Excessive reliance on molecular tests for Clostridium difficile infection, without testing for toxins and making a careful clinical assessment, is likely to result in overdiagnosis, overtreatment and excessive healthcare costs, a new study suggests.
Researchers led by Dr Christopher Polage analysed the laboratory findings in 1,416 inpatients at the University of California Davis Medical Center who were tested for the infection.
There were 21% who were positive by PCR and 45% positive for toxins on enzyme immunoassay (EIA).
Patients who were PCR-positive but were free of toxin had a lower C. difficile bacterial load and less antibiotic exposure, faecal inflammation and diarrhoea than those who were positive on both tests.
There were no CDI-related complications in those positive by PCR alone compared to 10 with complications in those who were also toxin-positive.
Recurrent infection was a contributing factor to death within 30 days in one and 11 patients in these two groups, respectively.
“Patients with a positive molecular test result and a negative toxin immunoassay test result had outcomes that were comparable to patients without C. difficile by either method,” Dr Polage said.
A commentary on the report, published in JAMA Internal Medicine, concluded that no laboratory test was sufficient to diagnose C. difficile infection – as opposed to non-pathogenic colonisation.

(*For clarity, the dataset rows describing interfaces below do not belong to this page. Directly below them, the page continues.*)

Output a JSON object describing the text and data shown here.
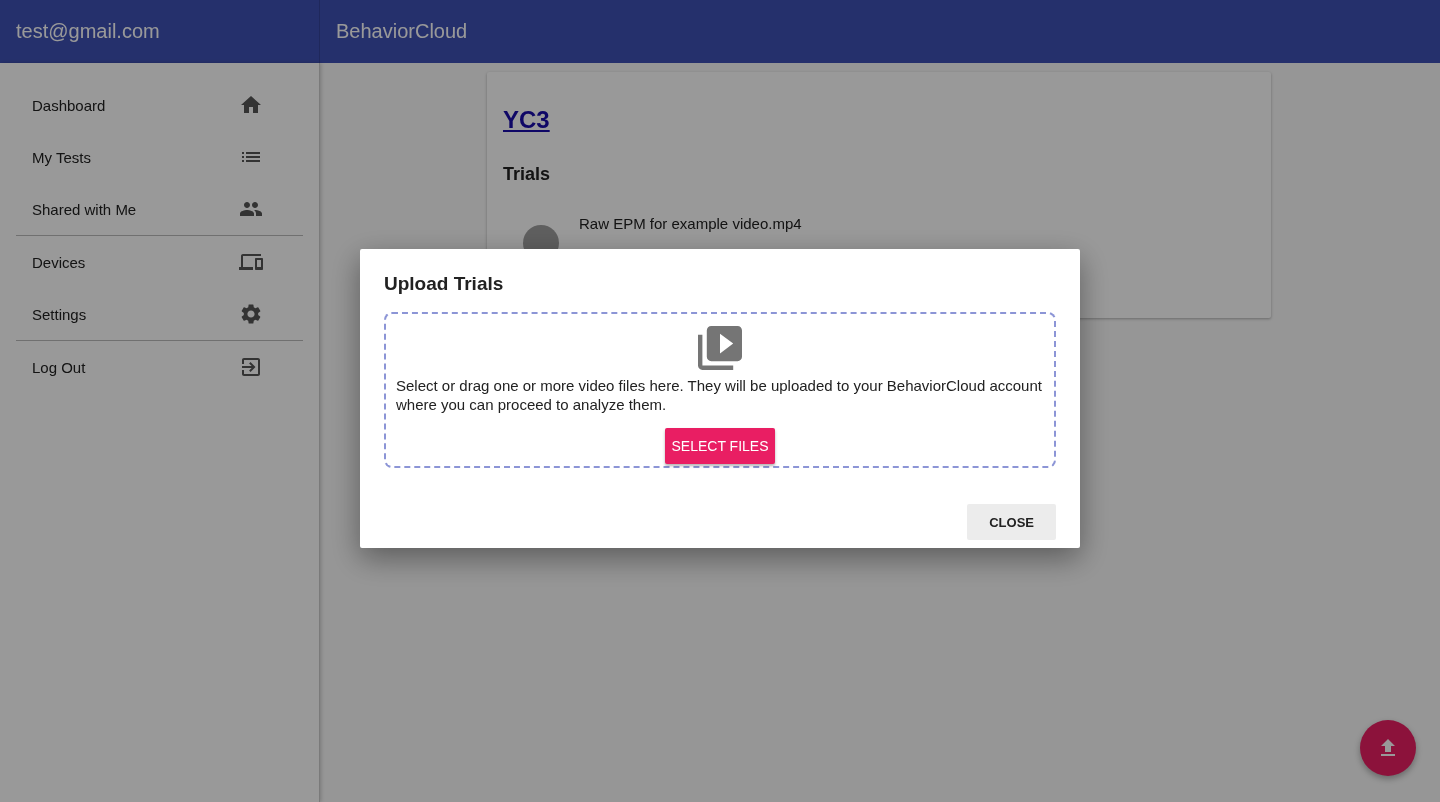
{
  "header": {
    "account": "test@gmail.com",
    "title": "BehaviorCloud"
  },
  "sidebar": {
    "groups": [
      {
        "items": [
          {
            "label": "Dashboard",
            "kind": "home"
          },
          {
            "label": "My Tests",
            "kind": "list"
          },
          {
            "label": "Shared with Me",
            "kind": "people"
          }
        ]
      },
      {
        "items": [
          {
            "label": "Devices",
            "kind": "devices"
          },
          {
            "label": "Settings",
            "kind": "settings"
          }
        ]
      },
      {
        "items": [
          {
            "label": "Log Out",
            "kind": "logout"
          }
        ]
      }
    ]
  },
  "test": {
    "title": "YC3",
    "section": "Trials",
    "trials": [
      {
        "name": "Raw EPM for example video.mp4"
      }
    ]
  },
  "dialog": {
    "title": "Upload Trials",
    "message": "Select or drag one or more video files here. They will be uploaded to your BehaviorCloud account where you can proceed to analyze them.",
    "select_button": "SELECT FILES",
    "close_button": "CLOSE"
  }
}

“While a diagnostic assay may indicate the absence or presence of the organism or its toxins, the test by itself does not determine who does or does not have CDI,” it said.
“One of the challenges in diagnosing CDI is that there are more asymptomatic C. difficile carriers than there are people with CDI in the community and in the hospital.
“It is estimated 3% to 7% of the healthy adult population are colonised.”
The best test to diagnose CDI remains unknown, the commentary stated, and all available diagnostic assays have advantages and disadvantages.
This new study “contributes to the mounting evidence that most additional positive results of PCR-based C. difficile diagnostics compared with toxin EIAs represent asymptomatic colonization, not CDI.
“Regardless of which assay is used, it is best to remember to treat the patient, not the test.”
The Australasian Society for Infectious Diseases released guidelines on CDI diagnosis and treatment in 2011 (MJA 2011; 194: 353-358), listing the pros and cons of available diagnostic strategies but without clear recommendations on the optimal approach.
“The optimal diagnostic algorithm (for sensitivity and cost) is controversial,” they state.